Scammers Are In Full Force For Tax Season

Tax-related scams flourish when the federal filing season opens. Click Full Article below for a glimpse at the swindles you’re likely to see this year. Great info to pass on to seniors.

The official opening of the federal tax filing season on Jan. 20 is also the unofficial opening of the tax scamming season, the Internal Revenue Service warns.

Tax fraudsters have posed as the IRS in everything from email refund schemes to phone impersonations all aimed at getting you to share your personal financial information. The scammers then use your personal information to steal your identity or to file a fake return and collect a false refund.

The IRS never contacts taxpayers by email and it never needs to ask for your personal or financial information – it already has it from your last return. tax_form_with_pen

The IRS also doesn’t send text messages, nor does it post on your Facebook or Twitter.

There’s no reason for the IRS to ask for your personal identification numbers (PINs), passwords or other passwords for your credit card, bank or other financial accounts.

If you get an email claiming to be from the IRS, don’t open it or click on any links. Instead, forward the email to [email protected]

 


Pick Your Tax Preparer Carefully
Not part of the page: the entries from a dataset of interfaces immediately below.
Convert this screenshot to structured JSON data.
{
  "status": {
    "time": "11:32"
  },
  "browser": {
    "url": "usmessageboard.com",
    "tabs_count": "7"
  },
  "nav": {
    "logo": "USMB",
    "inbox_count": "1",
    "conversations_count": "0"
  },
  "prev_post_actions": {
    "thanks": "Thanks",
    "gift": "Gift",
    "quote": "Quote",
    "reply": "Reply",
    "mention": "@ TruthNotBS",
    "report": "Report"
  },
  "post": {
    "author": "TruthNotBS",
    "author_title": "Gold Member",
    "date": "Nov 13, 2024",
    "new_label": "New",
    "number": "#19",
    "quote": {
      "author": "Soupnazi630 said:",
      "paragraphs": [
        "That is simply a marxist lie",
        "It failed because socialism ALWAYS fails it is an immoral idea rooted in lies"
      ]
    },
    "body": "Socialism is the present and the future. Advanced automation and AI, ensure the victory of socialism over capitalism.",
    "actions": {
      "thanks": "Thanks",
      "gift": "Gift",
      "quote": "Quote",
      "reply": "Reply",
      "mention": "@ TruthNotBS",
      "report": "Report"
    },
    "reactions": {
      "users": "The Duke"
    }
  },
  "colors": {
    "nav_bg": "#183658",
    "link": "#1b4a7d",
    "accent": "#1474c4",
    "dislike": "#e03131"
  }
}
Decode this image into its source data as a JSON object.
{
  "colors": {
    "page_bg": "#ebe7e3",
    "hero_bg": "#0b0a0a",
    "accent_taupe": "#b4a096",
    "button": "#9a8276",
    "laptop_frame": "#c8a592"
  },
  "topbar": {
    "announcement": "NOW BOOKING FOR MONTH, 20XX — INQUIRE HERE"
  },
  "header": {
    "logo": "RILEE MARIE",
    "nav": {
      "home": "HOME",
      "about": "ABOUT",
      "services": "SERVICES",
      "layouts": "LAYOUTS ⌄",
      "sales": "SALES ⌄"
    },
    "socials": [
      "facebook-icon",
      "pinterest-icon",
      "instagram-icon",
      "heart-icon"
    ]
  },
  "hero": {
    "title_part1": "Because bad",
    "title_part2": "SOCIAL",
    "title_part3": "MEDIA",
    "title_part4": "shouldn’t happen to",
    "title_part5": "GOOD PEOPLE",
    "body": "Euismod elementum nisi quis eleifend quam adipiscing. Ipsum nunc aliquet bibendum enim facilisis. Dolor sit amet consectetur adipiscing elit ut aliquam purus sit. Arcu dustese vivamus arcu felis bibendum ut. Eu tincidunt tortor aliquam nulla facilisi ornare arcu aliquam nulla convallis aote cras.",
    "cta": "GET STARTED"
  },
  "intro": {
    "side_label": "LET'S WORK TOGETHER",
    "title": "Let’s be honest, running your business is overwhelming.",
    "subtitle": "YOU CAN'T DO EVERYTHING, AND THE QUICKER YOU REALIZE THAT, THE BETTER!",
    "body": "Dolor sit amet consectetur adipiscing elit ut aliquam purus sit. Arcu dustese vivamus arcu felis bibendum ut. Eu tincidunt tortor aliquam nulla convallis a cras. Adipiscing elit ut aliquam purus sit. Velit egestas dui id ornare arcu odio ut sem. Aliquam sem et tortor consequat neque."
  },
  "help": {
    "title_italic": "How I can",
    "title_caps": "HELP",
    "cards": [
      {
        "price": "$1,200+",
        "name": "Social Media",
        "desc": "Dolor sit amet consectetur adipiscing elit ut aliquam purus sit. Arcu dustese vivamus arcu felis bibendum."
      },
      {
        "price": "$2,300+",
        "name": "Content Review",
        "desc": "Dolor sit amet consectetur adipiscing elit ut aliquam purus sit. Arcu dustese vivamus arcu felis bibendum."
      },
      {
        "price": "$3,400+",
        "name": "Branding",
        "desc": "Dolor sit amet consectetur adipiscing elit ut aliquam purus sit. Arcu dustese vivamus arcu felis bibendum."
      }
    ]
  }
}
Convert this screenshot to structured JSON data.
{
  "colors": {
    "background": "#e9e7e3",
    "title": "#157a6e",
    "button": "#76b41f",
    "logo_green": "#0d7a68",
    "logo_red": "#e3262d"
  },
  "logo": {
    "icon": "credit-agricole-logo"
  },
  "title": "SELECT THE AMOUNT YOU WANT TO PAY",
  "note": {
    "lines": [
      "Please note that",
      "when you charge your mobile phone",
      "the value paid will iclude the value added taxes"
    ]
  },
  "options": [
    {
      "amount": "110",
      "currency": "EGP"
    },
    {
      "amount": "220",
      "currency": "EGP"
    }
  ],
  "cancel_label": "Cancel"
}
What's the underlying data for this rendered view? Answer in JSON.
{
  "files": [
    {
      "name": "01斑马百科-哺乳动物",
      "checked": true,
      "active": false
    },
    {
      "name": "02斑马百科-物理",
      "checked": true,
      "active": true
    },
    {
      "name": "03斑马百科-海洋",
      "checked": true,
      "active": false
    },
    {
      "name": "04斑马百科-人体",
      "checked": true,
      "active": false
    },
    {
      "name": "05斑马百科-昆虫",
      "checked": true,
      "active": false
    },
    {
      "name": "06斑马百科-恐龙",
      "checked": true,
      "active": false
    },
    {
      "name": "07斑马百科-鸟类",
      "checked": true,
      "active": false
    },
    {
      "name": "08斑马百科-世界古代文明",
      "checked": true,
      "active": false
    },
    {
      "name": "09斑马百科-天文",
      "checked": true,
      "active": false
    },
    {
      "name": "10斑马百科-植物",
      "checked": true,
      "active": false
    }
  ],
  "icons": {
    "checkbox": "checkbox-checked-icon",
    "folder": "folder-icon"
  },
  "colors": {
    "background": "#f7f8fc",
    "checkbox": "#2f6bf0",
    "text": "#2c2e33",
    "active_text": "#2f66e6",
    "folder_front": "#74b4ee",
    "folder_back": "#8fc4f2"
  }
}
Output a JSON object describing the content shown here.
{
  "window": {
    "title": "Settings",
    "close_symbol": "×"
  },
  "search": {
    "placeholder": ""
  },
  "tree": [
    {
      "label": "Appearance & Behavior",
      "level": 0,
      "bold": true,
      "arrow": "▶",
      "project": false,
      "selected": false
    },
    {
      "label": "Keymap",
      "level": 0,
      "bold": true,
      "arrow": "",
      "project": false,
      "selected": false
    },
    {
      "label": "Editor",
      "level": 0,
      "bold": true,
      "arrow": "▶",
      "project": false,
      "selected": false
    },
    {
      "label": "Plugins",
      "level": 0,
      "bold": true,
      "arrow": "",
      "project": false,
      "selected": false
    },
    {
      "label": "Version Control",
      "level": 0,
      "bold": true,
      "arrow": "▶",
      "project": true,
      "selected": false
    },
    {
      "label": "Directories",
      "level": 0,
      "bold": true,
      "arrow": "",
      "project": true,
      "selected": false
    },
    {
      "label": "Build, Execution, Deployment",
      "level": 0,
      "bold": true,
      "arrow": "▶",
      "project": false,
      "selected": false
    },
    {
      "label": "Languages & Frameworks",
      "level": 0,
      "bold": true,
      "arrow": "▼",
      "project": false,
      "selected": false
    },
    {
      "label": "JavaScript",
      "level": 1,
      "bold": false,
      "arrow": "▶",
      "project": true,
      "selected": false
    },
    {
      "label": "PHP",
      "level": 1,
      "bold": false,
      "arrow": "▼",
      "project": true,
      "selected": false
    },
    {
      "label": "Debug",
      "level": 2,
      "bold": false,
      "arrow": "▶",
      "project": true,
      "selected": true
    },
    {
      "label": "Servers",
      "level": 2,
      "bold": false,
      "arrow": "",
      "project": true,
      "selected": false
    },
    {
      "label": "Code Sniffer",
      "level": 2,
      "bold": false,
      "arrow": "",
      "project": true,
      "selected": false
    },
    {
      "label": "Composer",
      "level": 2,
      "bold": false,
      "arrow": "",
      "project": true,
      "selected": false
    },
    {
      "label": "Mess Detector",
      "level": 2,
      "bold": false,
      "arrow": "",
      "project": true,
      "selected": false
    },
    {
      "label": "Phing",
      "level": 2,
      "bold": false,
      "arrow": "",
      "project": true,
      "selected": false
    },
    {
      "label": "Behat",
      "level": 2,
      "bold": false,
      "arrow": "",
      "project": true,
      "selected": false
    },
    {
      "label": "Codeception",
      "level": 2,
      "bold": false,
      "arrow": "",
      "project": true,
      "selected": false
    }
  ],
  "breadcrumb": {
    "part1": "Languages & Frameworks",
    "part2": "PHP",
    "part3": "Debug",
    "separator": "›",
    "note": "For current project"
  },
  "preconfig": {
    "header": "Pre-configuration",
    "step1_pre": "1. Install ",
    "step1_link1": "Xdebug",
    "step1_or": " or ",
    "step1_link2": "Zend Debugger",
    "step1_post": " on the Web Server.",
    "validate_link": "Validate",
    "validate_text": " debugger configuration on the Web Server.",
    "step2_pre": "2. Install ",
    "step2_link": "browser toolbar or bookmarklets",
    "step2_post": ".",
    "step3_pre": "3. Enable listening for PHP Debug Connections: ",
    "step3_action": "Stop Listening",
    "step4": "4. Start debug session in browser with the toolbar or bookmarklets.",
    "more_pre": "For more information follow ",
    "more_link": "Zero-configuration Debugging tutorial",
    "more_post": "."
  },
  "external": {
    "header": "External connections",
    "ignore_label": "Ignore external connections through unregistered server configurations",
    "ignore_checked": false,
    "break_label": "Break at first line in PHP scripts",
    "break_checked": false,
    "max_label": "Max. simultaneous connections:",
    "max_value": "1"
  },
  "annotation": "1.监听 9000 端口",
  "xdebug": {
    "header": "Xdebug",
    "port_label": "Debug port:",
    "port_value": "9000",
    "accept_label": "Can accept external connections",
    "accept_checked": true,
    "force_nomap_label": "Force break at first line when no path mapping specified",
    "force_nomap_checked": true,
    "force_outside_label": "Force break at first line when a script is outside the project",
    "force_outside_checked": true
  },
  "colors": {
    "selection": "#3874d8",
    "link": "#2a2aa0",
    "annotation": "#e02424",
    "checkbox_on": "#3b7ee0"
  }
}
If you have a professional prepare your return, choose carefully since you’re going to share all your financial information with them. While most preparers provide excellent service to their clients, a few unscrupulous return preparers file false and fraudulent tax returns and ultimately defraud their clients.

Even if someone else prepares your return, you’re still responsible for the information on the tax return.


Tips from the IRS on Choosing a Preparer:

  • Avoid return preparers who claim they can obtain larger refunds than other preparers.
  • Don’t use preparers who charge based on the size of your refund.
  • Make sure your tax professional signs and enters a preparer tax identification number (PTIN) on your tax return and gives you a copy.
  • Consider whether the individual or firm will be around to answer questions about the preparation of your tax return, months, even years, after the return has been filed.
  • .Never sign a blank tax form.
  • Ask questions. Do you know anyone who has used the tax professional? Were they satisfied with the service they received?

Information provided in part by Heather Murphy Real Estate Group.